Lawmakers to White House: Get Tough With Beijing Over South China Sea
BY DAN DE LUCE/ APRIL 27, 2016 / April 27, 2016
Dismayed at China’s tactics in the South China Sea, U.S. senators from both parties on Wednesday demanded the White House show more resolve with Beijing and ratchet up U.S. naval patrols near disputed islands in the strategic waterway.
With President Barack Obama due to travel to Vietnam next month, four senators introduced legislation that calls for bolstering security assistance to allies in Southeast Asia and expanding U.S. military operations meant to uphold the right of freedom of navigation in the South China Sea.
“For too long as China continues its aggressive and expansive policies, the United States has played the role of observer, or perhaps protester, but not yet actor,” Sen. Robert Menendez (D-N.J.) said in a statement announcing the bill.

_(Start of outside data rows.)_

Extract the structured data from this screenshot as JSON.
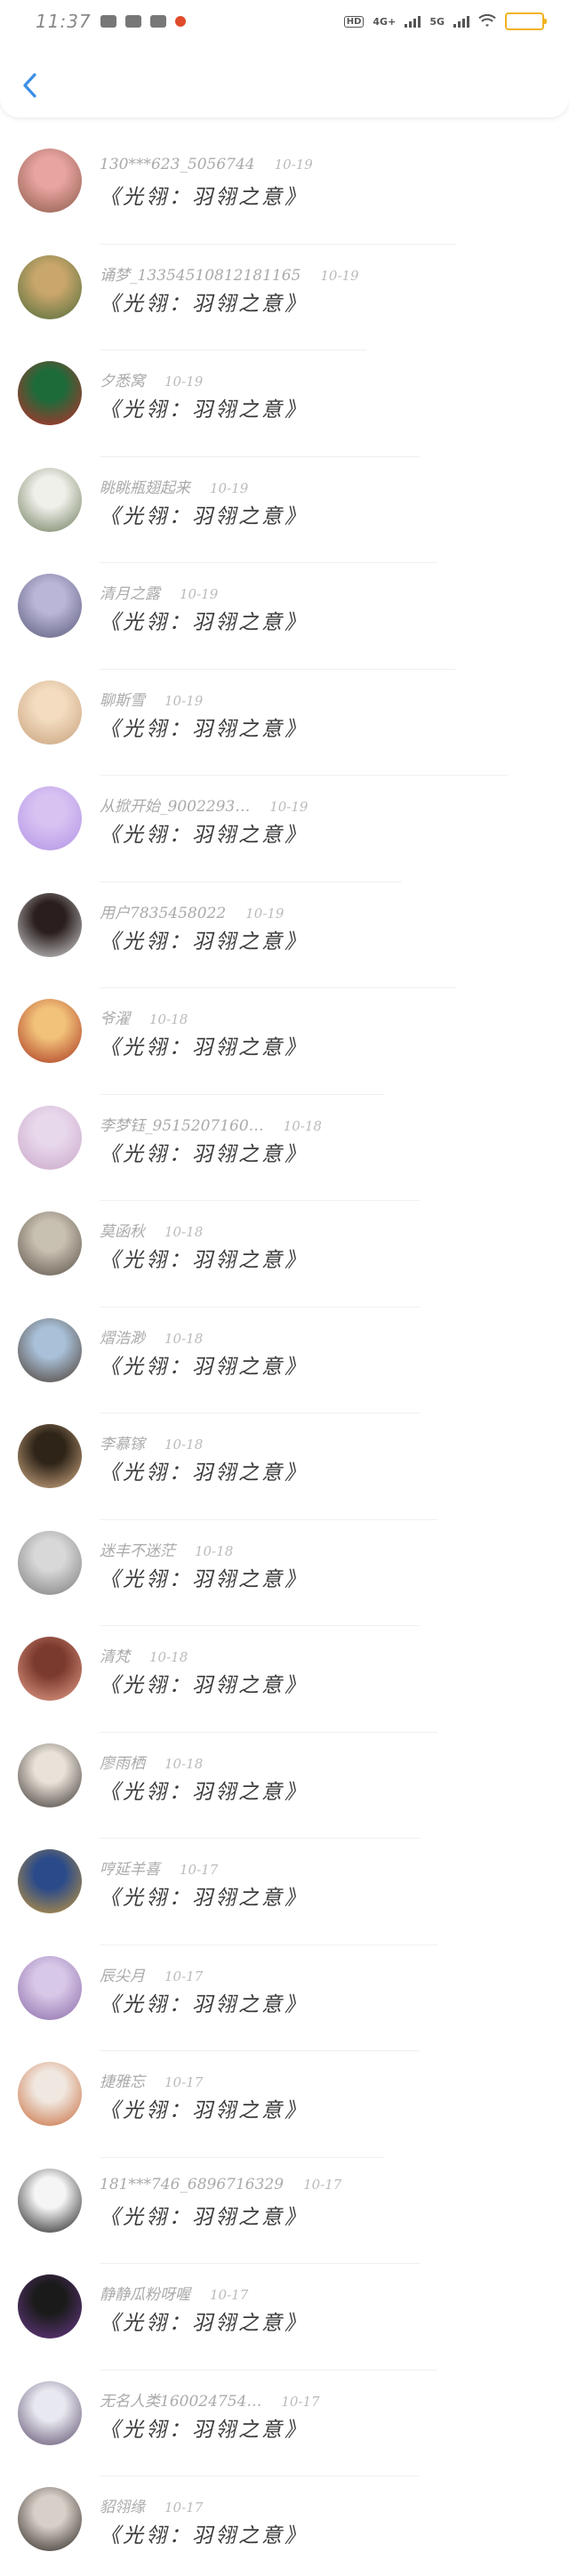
{
  "status_bar": {
    "time": "11:37",
    "hd_label": "HD",
    "net1": "4G+",
    "net2": "5G"
  },
  "comments": [
    {
      "user": "130***623_5056744",
      "date": "10-19",
      "title": "《光翎：羽翎之意》",
      "avatar_colors": [
        "#e8a4a0",
        "#8a5a4a"
      ]
    },
    {
      "user": "诵梦_13354510812181165",
      "date": "10-19",
      "title": "《光翎：羽翎之意》",
      "avatar_colors": [
        "#c9a66b",
        "#4e6b3a"
      ]
    },
    {
      "user": "夕悉窝",
      "date": "10-19",
      "title": "《光翎：羽翎之意》",
      "avatar_colors": [
        "#1e6b3a",
        "#c22a2a"
      ]
    },
    {
      "user": "眺眺瓶翅起来",
      "date": "10-19",
      "title": "《光翎：羽翎之意》",
      "avatar_colors": [
        "#f0f0ea",
        "#6b7a5a"
      ]
    },
    {
      "user": "清月之露",
      "date": "10-19",
      "title": "《光翎：羽翎之意》",
      "avatar_colors": [
        "#b9b6d8",
        "#5b5a7a"
      ]
    },
    {
      "user": "聊斯雪",
      "date": "10-19",
      "title": "《光翎：羽翎之意》",
      "avatar_colors": [
        "#f3dcc0",
        "#c6a07a"
      ]
    },
    {
      "user": "从掀开始_9002293…",
      "date": "10-19",
      "title": "《光翎：羽翎之意》",
      "avatar_colors": [
        "#d8c2f2",
        "#b294e6"
      ]
    },
    {
      "user": "用户7835458022",
      "date": "10-19",
      "title": "《光翎：羽翎之意》",
      "avatar_colors": [
        "#2a1e1e",
        "#d8d8d8"
      ]
    },
    {
      "user": "爷濯",
      "date": "10-18",
      "title": "《光翎：羽翎之意》",
      "avatar_colors": [
        "#f2c27a",
        "#a8341e"
      ]
    },
    {
      "user": "李梦钰_9515207160…",
      "date": "10-18",
      "title": "《光翎：羽翎之意》",
      "avatar_colors": [
        "#e8d8ec",
        "#c9a6c8"
      ]
    },
    {
      "user": "莫函秋",
      "date": "10-18",
      "title": "《光翎：羽翎之意》",
      "avatar_colors": [
        "#c8c0b0",
        "#5a5048"
      ]
    },
    {
      "user": "熠浩渺",
      "date": "10-18",
      "title": "《光翎：羽翎之意》",
      "avatar_colors": [
        "#a8c0d8",
        "#4a3a2e"
      ]
    },
    {
      "user": "李慕镓",
      "date": "10-18",
      "title": "《光翎：羽翎之意》",
      "avatar_colors": [
        "#2e2418",
        "#d8b088"
      ]
    },
    {
      "user": "迷丰不迷茫",
      "date": "10-18",
      "title": "《光翎：羽翎之意》",
      "avatar_colors": [
        "#d8d8d8",
        "#7a7a7a"
      ]
    },
    {
      "user": "清梵",
      "date": "10-18",
      "title": "《光翎：羽翎之意》",
      "avatar_colors": [
        "#7a3a2e",
        "#e8a08a"
      ]
    },
    {
      "user": "廖雨栖",
      "date": "10-18",
      "title": "《光翎：羽翎之意》",
      "avatar_colors": [
        "#e8e2d8",
        "#3a3230"
      ]
    },
    {
      "user": "哼延羊喜",
      "date": "10-17",
      "title": "《光翎：羽翎之意》",
      "avatar_colors": [
        "#2a4a8a",
        "#c89a3a"
      ]
    },
    {
      "user": "辰尖月",
      "date": "10-17",
      "title": "《光翎：羽翎之意》",
      "avatar_colors": [
        "#d8c8e8",
        "#8a6aa8"
      ]
    },
    {
      "user": "捷雅忘",
      "date": "10-17",
      "title": "《光翎：羽翎之意》",
      "avatar_colors": [
        "#f0e8e0",
        "#c86a3a"
      ]
    },
    {
      "user": "181***746_6896716329",
      "date": "10-17",
      "title": "《光翎：羽翎之意》",
      "avatar_colors": [
        "#f5f5f5",
        "#1a1a1a"
      ]
    },
    {
      "user": "静静瓜粉呀喔",
      "date": "10-17",
      "title": "《光翎：羽翎之意》",
      "avatar_colors": [
        "#1a1a1a",
        "#6a3a8a"
      ]
    },
    {
      "user": "无名人类160024754…",
      "date": "10-17",
      "title": "《光翎：羽翎之意》",
      "avatar_colors": [
        "#e8e8f0",
        "#5a4a6a"
      ]
    },
    {
      "user": "貂翎缘",
      "date": "10-17",
      "title": "《光翎：羽翎之意》",
      "avatar_colors": [
        "#d8d0c8",
        "#2a2420"
      ]
    }
  ]
}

During the past two years, China has aggressively moved to expand its territorial claims in the South China Sea, a hugely important waterway rich in resources and a highway for trillions of dollars in trade. Chinese tactics have included coercion of other states, such as Vietnam and the Philippines, as well as the installation of advanced military hardware on disputed reefs and atolls hundreds of miles from the Chinese coast.
The Obama administration has consistently called for China to respect international law and forswear coercion, but to little avail. Last fall, Chinese president Xi Jinping promised in a visit to Washington to halt so-called militarization of the region, but instead has only ramped up the dispatch of advanced radars, air defense systems, and even military aircraft to islands claimed by neighboring states.
The broader U.S.-China relationship, which requires cooperation on such issues as the global economy and North Korea, makes it difficult for Washington to push back too hard on Beijing’s moves in the region — but that tread-softly approach is wearing thin with lawmakers.
At a Senate Foreign Relations Committee hearing Wednesday featuring Deputy Secretary of State Antony Blinken, some lawmakers blasted the administration’s policies on the South China Sea as weak and lackluster. Read more…